Page 741 - Hudson's River, and all the Land from the West side of Connecticut River, to the East side of Delaware Bay...
Page 227 - ... our Rum doth as little hurt as your Brandy and in the opinion of Christians is much more wholesome : however to keep the Indians temperate and sober is a very, good and Christian performance but to prohibit them all strong liquors seemes a little hard and very turkish...
Page 440 - An Exact Chart of the River St. Lawrence from Fort Frontenac to the Island of Anticosti by Tho' Jeffereys, London 1775 ; with the River St.
Page 734 - I made any inquiry, for every house swarms with children, who are set to work as soon as they are able to Spin and Card, and as every family is furnished with a Loom, 1he Itinerant Weavers who travel about the Country, put the finishing hand to the Work.
Page 299 - Mohawk chief of the Iroquois from the Sault. He urged on all to perform their duty, and to lose all recollections of their fatigue, in the hope of taking ample revenge for the injuries they had received from the Iroquois at the solicitation of the English, and of washing them out in the blood of the traitors.
Page 455 - As also the natives of those countries shall, with the same liberty, resort, as they please, to the British and French colonies, for promoting trade on one side, and the other, without any molestation or hindrance, either on the part of the British subjects, or of the French. But it is to be exactly and distinctly settled by commissaries, who are, and who ought to be accounted the subjects and friends of Britain or of France....

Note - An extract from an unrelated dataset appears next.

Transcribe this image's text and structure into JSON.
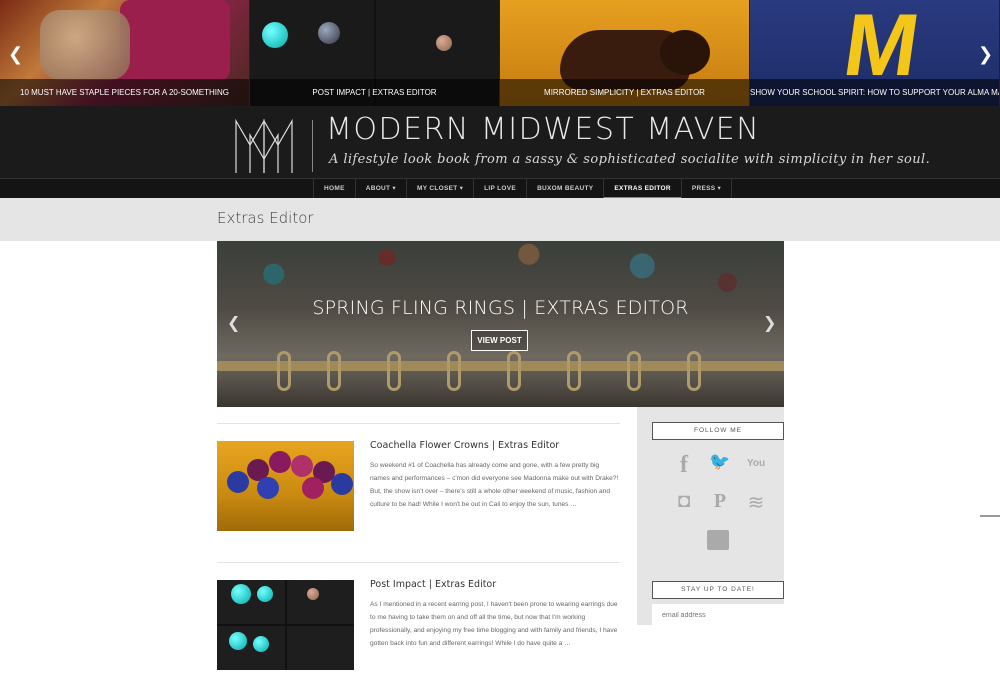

Page 753 - Britain. All Laws proposed to be made by this Provincial Legislature, pass thro' each of the Houses of Council and Assembly, as Bills do thro' the House of Commons and House of Lords in England, and the Governor has a Negative voice in the making and passing of all such Laws. Every Law so passed is to be transmitted to His Majesty under the Great Seal of the Province, within three months or sooner after the making thereof, and a duplicate by the next conveyance, in order to be approved or disallowed...
Page 753 - From that time it has been a Royal Government, and in its Constitution nearly resembles that of Great Britain and the other Royal Governments in America. The Governor is appointed by the King during his Royal Will and pleasure by Letters Pattent under the Great Seal of Great Britain with very ample powers. He has a Council in Imitation of His Majesty's Privy Council. — This Board when full consists of Twelve Members who are also appointed by the Crown during Will & Pleasure; any three of whom make...
Page 734 - The Price of Labour is so great in this part of the World, that it will always prove the greatest obstacle to any Manufactures attempted to be set up here, and the genius of the People in a Country where every one can have Land to work upon leads them so naturally into Agriculture, that it prevails over every other occupation.